= Work item =
Please reproduce the full listing exactly, with nothing added.

= Dataset entries =
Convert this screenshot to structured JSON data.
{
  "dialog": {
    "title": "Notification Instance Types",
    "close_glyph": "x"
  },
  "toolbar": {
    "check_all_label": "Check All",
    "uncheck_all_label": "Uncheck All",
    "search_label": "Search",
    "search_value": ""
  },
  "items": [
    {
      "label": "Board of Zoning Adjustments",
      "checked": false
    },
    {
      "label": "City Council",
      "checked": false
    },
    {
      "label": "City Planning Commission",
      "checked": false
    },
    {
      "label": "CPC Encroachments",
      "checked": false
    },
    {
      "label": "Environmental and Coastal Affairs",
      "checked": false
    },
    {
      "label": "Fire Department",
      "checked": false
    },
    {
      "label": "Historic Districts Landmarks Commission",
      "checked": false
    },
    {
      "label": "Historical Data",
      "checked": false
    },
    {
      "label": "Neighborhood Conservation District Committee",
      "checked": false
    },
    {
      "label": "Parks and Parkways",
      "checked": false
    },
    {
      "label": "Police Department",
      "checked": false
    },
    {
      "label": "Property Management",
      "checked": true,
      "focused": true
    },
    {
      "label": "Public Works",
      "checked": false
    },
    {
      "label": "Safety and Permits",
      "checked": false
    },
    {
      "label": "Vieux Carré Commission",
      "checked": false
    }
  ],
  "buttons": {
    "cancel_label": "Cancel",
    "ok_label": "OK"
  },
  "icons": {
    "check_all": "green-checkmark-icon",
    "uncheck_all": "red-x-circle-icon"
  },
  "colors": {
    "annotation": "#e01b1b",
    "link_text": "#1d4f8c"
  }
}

= Task result =
Convert this screenshot to structured JSON data.
{
  "dialog": {
    "title": "Notification Instance Types",
    "close_glyph": "x"
  },
  "toolbar": {
    "check_all_label": "Check All",
    "uncheck_all_label": "Uncheck All",
    "search_label": "Search",
    "search_value": ""
  },
  "items": [
    {
      "label": "Board of Zoning Adjustments",
      "checked": false
    },
    {
      "label": "City Council",
      "checked": false
    },
    {
      "label": "City Planning Commission",
      "checked": false
    },
    {
      "label": "CPC Encroachments",
      "checked": false
    },
    {
      "label": "Environmental and Coastal Affairs",
      "checked": false
    },
    {
      "label": "Fire Department",
      "checked": false
    },
    {
      "label": "Historic Districts Landmarks Commission",
      "checked": false
    },
    {
      "label": "Historical Data",
      "checked": false
    },
    {
      "label": "Neighborhood Conservation District Committee",
      "checked": false
    },
    {
      "label": "Parks and Parkways",
      "checked": false
    },
    {
      "label": "Police Department",
      "checked": false
    },
    {
      "label": "Property Management",
      "checked": true,
      "focused": true
    },
    {
      "label": "Public Works",
      "checked": false
    },
    {
      "label": "Safety and Permits",
      "checked": false
    },
    {
      "label": "Vieux Carré Commission",
      "checked": false
    }
  ],
  "buttons": {
    "cancel_label": "Cancel",
    "ok_label": "OK"
  },
  "icons": {
    "check_all": "green-checkmark-icon",
    "uncheck_all": "red-x-circle-icon"
  },
  "colors": {
    "annotation": "#e01b1b",
    "link_text": "#1d4f8c"
  }
}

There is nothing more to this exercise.